There are ways to travel to Hungary from the Urals via Prague and Helsinki; they are good, although a connection is involved.


- Is the Czech Republic not your direct competitor in the struggle for the flow of tourists?

- Not exactly. We have to be frank and admit that the tourist business in the Czech Republic is better developed than in Hungary. Czechs have been doing this for a long time, ever since the times of socialism. They have achieved many good results. We try to follow in their tracks, and adopt their experience. In this sense, the Czech Republic is our senior partner, not a competitor.

In addition to that, Czech mineral waters are mostly intended for the treatment of gastrointestinal tract. The locomotor system treatment is offered at Hungarian resorts. That means there is no direct competition in this area either.

The Czech Republic has traditionally close relations with the Urals and Siberia. Unlike Hungary, they were very diverse back in the times of the USSR. Czechs' contacts and knowledge is a huge capital. If you ask any Russian what he knows about the Czech Republic, everyone will be able to answer something. They will at least know Karlovy Vary, the Czech spa city. They - especially the younger generation - know much less about Hungary. We naturally must work on painting a realistic picture of our country. Therefore it is very important to develop the tourism sector.

Language plays a major role here. Czech and Russian are kindred languages. The meaning of key words is clear without any translation. Hungarian belongs to a completely different language group Therefore most tourists have to travel to Hungary in groups, to be sure they will have an interpreter, rather than travel individually like to the Czech Republic.


- The Consulate General of the Republic of Hungary in Ekaterinburg now turns into a kind of European multi-visa centre where you can obtain a visa for travelling to Hungary as well as Latvia, Finland, and soon to Austria, too. Is it only related to the connection between joint tourist routes? Do Hungarian diplomatic missions play a similar role in other cities and countries?

- The Schengen rules allow for so-called representation - one country assigning a representative mission of another country to issue its visas. This is usual practice. Representation is based on mutuality. E.g. we issue Latvian visas in Ekaterinburg, whilst the Consulate General of Latvia in Kaliningrad and Latvian Embassies in Baku and Tbilisi issue Hungarian visas. We issue travel visas to Finland in Ekaterinburg, while Finns issue visas to Hungary in Bosnia and Macedonia.

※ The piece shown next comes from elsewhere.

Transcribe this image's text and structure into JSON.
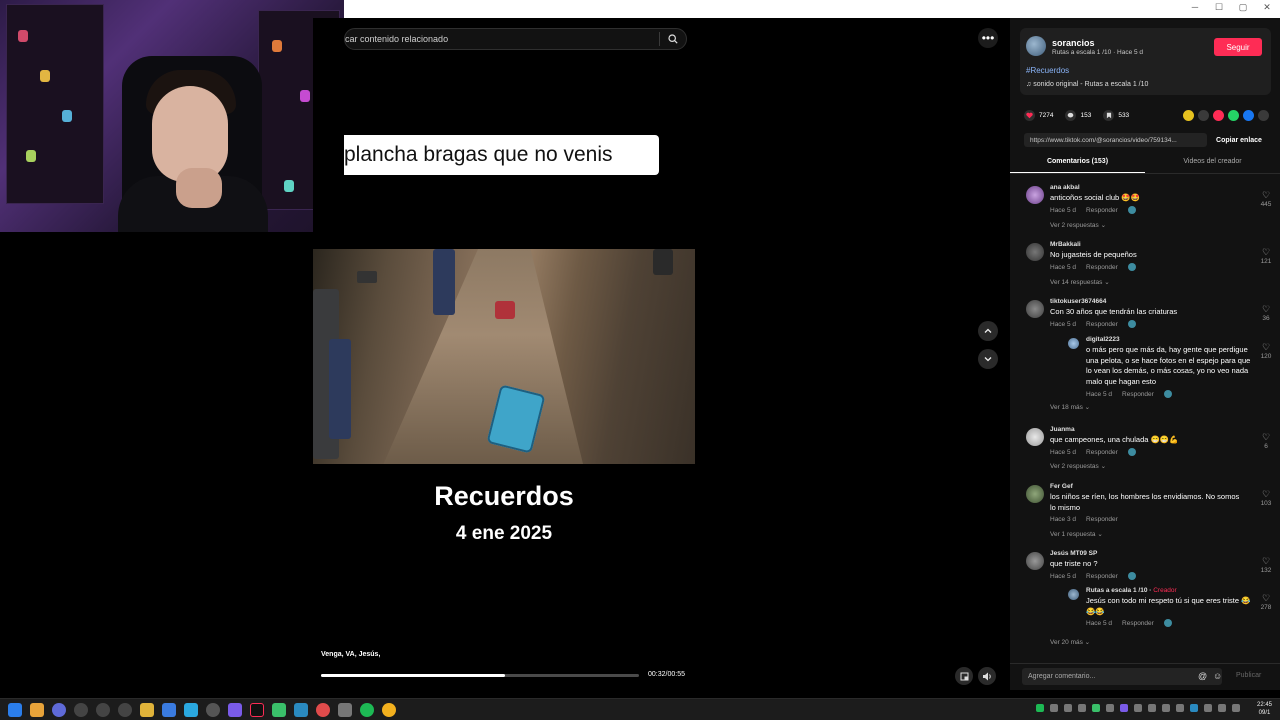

In order to issue visas, a special visa service with a tight security system must be established, so as to prevent undesirable persons from entering the country. Everything is very tight; our partners visit Ekaterinburg and check our security system regularly. The establishment of a visa service is a costly exercise; therefore it is sometimes easier to assign diplomatic missions of other EU countries to issue visas.

We haven't signed the representation agreement with Austria yet. The discussion is about the countries in which they will be able to issue Hungarian visas.

We were the only diplomatic mission of a Schengen Agreement member country in Ekaterinburg that had spare capacities in terms of visa issuance. We are capable of issuing up to 10,000 visas every year; we issued 5,500 visas in 2008. This is why Hungary offered its services to other countries. I believe that the agreements with Latvia and Finland, and the future agreement with Austria, will use up our capacity. Therefore we do not negotiate representation of other countries. Our visa section will be really busy in November and December - this is the rush time for issuing visas to Austria, Latvia, and Finland, as the alpine ski season and Christmas holidays begin.

The interview has been prepared by Pavel Kober

Regions Project participants Investment projects Consulates and Trade Offices News and Analysis About the Project
«Sum of technologies»®
Web design
Site promotion